*** Opening of DATASET ENTRIES ***
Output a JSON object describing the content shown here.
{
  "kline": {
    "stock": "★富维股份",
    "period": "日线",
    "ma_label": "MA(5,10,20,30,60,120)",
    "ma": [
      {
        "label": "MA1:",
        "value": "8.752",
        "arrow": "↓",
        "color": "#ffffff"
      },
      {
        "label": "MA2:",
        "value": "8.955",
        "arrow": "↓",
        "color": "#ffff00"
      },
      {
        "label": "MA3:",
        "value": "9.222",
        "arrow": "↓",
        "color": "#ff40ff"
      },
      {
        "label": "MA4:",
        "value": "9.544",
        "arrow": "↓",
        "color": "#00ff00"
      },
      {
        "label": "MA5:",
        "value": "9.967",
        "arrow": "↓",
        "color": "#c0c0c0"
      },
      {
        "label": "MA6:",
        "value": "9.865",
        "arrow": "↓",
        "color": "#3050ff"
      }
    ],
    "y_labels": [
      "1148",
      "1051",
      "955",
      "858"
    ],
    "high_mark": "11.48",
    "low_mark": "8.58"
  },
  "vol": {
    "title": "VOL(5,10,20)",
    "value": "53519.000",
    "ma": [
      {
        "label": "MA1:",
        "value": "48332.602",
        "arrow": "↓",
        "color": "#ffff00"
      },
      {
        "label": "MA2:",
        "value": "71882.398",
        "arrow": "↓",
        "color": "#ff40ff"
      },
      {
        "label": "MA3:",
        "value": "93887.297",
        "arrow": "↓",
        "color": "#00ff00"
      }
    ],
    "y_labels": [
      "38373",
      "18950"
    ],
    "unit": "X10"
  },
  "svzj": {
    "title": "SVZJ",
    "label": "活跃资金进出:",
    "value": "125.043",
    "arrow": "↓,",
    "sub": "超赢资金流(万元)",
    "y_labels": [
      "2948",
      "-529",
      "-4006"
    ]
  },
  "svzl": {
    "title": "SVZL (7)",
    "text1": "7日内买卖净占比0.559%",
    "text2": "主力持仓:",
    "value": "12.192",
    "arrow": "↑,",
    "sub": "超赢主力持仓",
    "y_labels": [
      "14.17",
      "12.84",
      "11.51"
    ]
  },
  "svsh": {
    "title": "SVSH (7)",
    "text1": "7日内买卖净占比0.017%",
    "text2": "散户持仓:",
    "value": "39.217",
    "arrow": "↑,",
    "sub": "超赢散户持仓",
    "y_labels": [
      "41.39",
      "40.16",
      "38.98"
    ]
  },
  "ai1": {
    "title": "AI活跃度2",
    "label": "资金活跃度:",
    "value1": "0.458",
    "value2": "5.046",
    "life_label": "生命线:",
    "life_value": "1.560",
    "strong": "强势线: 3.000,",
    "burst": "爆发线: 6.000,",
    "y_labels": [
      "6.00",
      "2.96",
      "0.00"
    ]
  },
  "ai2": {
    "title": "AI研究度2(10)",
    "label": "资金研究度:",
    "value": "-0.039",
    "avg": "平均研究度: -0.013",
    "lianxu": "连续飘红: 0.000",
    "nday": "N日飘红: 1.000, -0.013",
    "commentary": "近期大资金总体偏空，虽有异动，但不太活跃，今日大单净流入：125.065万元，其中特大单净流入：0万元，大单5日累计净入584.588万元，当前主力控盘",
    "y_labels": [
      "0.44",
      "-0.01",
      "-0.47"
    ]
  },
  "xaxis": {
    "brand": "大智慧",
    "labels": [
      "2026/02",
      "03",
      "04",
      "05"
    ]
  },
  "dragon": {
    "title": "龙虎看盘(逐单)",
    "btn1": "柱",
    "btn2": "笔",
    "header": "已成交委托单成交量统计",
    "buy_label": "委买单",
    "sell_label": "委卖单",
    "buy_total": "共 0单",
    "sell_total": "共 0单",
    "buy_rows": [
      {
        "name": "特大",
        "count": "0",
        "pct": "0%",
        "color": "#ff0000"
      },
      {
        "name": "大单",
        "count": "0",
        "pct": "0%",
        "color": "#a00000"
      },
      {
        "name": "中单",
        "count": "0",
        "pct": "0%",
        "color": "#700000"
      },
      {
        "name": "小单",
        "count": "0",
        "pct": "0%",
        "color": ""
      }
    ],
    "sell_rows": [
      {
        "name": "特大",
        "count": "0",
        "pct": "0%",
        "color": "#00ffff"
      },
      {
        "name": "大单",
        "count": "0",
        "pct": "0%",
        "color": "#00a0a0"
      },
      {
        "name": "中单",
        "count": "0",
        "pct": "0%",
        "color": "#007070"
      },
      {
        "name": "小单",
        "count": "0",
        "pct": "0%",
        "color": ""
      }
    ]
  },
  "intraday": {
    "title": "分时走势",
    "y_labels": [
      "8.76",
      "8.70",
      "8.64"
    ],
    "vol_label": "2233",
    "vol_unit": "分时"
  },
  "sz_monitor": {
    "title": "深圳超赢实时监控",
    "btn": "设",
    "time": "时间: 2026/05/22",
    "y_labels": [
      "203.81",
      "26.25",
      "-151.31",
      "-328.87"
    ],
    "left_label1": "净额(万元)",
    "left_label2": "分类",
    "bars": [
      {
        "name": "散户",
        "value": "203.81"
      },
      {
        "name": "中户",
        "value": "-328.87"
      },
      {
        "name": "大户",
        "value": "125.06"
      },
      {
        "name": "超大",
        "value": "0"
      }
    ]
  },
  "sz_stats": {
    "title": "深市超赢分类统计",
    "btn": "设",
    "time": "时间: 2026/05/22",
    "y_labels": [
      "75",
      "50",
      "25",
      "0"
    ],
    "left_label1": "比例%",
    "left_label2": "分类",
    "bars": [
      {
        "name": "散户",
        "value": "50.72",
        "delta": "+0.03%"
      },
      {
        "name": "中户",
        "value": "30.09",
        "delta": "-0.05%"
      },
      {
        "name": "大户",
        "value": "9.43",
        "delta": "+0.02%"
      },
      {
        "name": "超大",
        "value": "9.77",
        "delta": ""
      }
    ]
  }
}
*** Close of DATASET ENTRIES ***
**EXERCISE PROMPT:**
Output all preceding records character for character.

**OUTPUT:**
Output a JSON object describing the content shown here.
{
  "kline": {
    "stock": "★富维股份",
    "period": "日线",
    "ma_label": "MA(5,10,20,30,60,120)",
    "ma": [
      {
        "label": "MA1:",
        "value": "8.752",
        "arrow": "↓",
        "color": "#ffffff"
      },
      {
        "label": "MA2:",
        "value": "8.955",
        "arrow": "↓",
        "color": "#ffff00"
      },
      {
        "label": "MA3:",
        "value": "9.222",
        "arrow": "↓",
        "color": "#ff40ff"
      },
      {
        "label": "MA4:",
        "value": "9.544",
        "arrow": "↓",
        "color": "#00ff00"
      },
      {
        "label": "MA5:",
        "value": "9.967",
        "arrow": "↓",
        "color": "#c0c0c0"
      },
      {
        "label": "MA6:",
        "value": "9.865",
        "arrow": "↓",
        "color": "#3050ff"
      }
    ],
    "y_labels": [
      "1148",
      "1051",
      "955",
      "858"
    ],
    "high_mark": "11.48",
    "low_mark": "8.58"
  },
  "vol": {
    "title": "VOL(5,10,20)",
    "value": "53519.000",
    "ma": [
      {
        "label": "MA1:",
        "value": "48332.602",
        "arrow": "↓",
        "color": "#ffff00"
      },
      {
        "label": "MA2:",
        "value": "71882.398",
        "arrow": "↓",
        "color": "#ff40ff"
      },
      {
        "label": "MA3:",
        "value": "93887.297",
        "arrow": "↓",
        "color": "#00ff00"
      }
    ],
    "y_labels": [
      "38373",
      "18950"
    ],
    "unit": "X10"
  },
  "svzj": {
    "title": "SVZJ",
    "label": "活跃资金进出:",
    "value": "125.043",
    "arrow": "↓,",
    "sub": "超赢资金流(万元)",
    "y_labels": [
      "2948",
      "-529",
      "-4006"
    ]
  },
  "svzl": {
    "title": "SVZL (7)",
    "text1": "7日内买卖净占比0.559%",
    "text2": "主力持仓:",
    "value": "12.192",
    "arrow": "↑,",
    "sub": "超赢主力持仓",
    "y_labels": [
      "14.17",
      "12.84",
      "11.51"
    ]
  },
  "svsh": {
    "title": "SVSH (7)",
    "text1": "7日内买卖净占比0.017%",
    "text2": "散户持仓:",
    "value": "39.217",
    "arrow": "↑,",
    "sub": "超赢散户持仓",
    "y_labels": [
      "41.39",
      "40.16",
      "38.98"
    ]
  },
  "ai1": {
    "title": "AI活跃度2",
    "label": "资金活跃度:",
    "value1": "0.458",
    "value2": "5.046",
    "life_label": "生命线:",
    "life_value": "1.560",
    "strong": "强势线: 3.000,",
    "burst": "爆发线: 6.000,",
    "y_labels": [
      "6.00",
      "2.96",
      "0.00"
    ]
  },
  "ai2": {
    "title": "AI研究度2(10)",
    "label": "资金研究度:",
    "value": "-0.039",
    "avg": "平均研究度: -0.013",
    "lianxu": "连续飘红: 0.000",
    "nday": "N日飘红: 1.000, -0.013",
    "commentary": "近期大资金总体偏空，虽有异动，但不太活跃，今日大单净流入：125.065万元，其中特大单净流入：0万元，大单5日累计净入584.588万元，当前主力控盘",
    "y_labels": [
      "0.44",
      "-0.01",
      "-0.47"
    ]
  },
  "xaxis": {
    "brand": "大智慧",
    "labels": [
      "2026/02",
      "03",
      "04",
      "05"
    ]
  },
  "dragon": {
    "title": "龙虎看盘(逐单)",
    "btn1": "柱",
    "btn2": "笔",
    "header": "已成交委托单成交量统计",
    "buy_label": "委买单",
    "sell_label": "委卖单",
    "buy_total": "共 0单",
    "sell_total": "共 0单",
    "buy_rows": [
      {
        "name": "特大",
        "count": "0",
        "pct": "0%",
        "color": "#ff0000"
      },
      {
        "name": "大单",
        "count": "0",
        "pct": "0%",
        "color": "#a00000"
      },
      {
        "name": "中单",
        "count": "0",
        "pct": "0%",
        "color": "#700000"
      },
      {
        "name": "小单",
        "count": "0",
        "pct": "0%",
        "color": ""
      }
    ],
    "sell_rows": [
      {
        "name": "特大",
        "count": "0",
        "pct": "0%",
        "color": "#00ffff"
      },
      {
        "name": "大单",
        "count": "0",
        "pct": "0%",
        "color": "#00a0a0"
      },
      {
        "name": "中单",
        "count": "0",
        "pct": "0%",
        "color": "#007070"
      },
      {
        "name": "小单",
        "count": "0",
        "pct": "0%",
        "color": ""
      }
    ]
  },
  "intraday": {
    "title": "分时走势",
    "y_labels": [
      "8.76",
      "8.70",
      "8.64"
    ],
    "vol_label": "2233",
    "vol_unit": "分时"
  },
  "sz_monitor": {
    "title": "深圳超赢实时监控",
    "btn": "设",
    "time": "时间: 2026/05/22",
    "y_labels": [
      "203.81",
      "26.25",
      "-151.31",
      "-328.87"
    ],
    "left_label1": "净额(万元)",
    "left_label2": "分类",
    "bars": [
      {
        "name": "散户",
        "value": "203.81"
      },
      {
        "name": "中户",
        "value": "-328.87"
      },
      {
        "name": "大户",
        "value": "125.06"
      },
      {
        "name": "超大",
        "value": "0"
      }
    ]
  },
  "sz_stats": {
    "title": "深市超赢分类统计",
    "btn": "设",
    "time": "时间: 2026/05/22",
    "y_labels": [
      "75",
      "50",
      "25",
      "0"
    ],
    "left_label1": "比例%",
    "left_label2": "分类",
    "bars": [
      {
        "name": "散户",
        "value": "50.72",
        "delta": "+0.03%"
      },
      {
        "name": "中户",
        "value": "30.09",
        "delta": "-0.05%"
      },
      {
        "name": "大户",
        "value": "9.43",
        "delta": "+0.02%"
      },
      {
        "name": "超大",
        "value": "9.77",
        "delta": ""
      }
    ]
  }
}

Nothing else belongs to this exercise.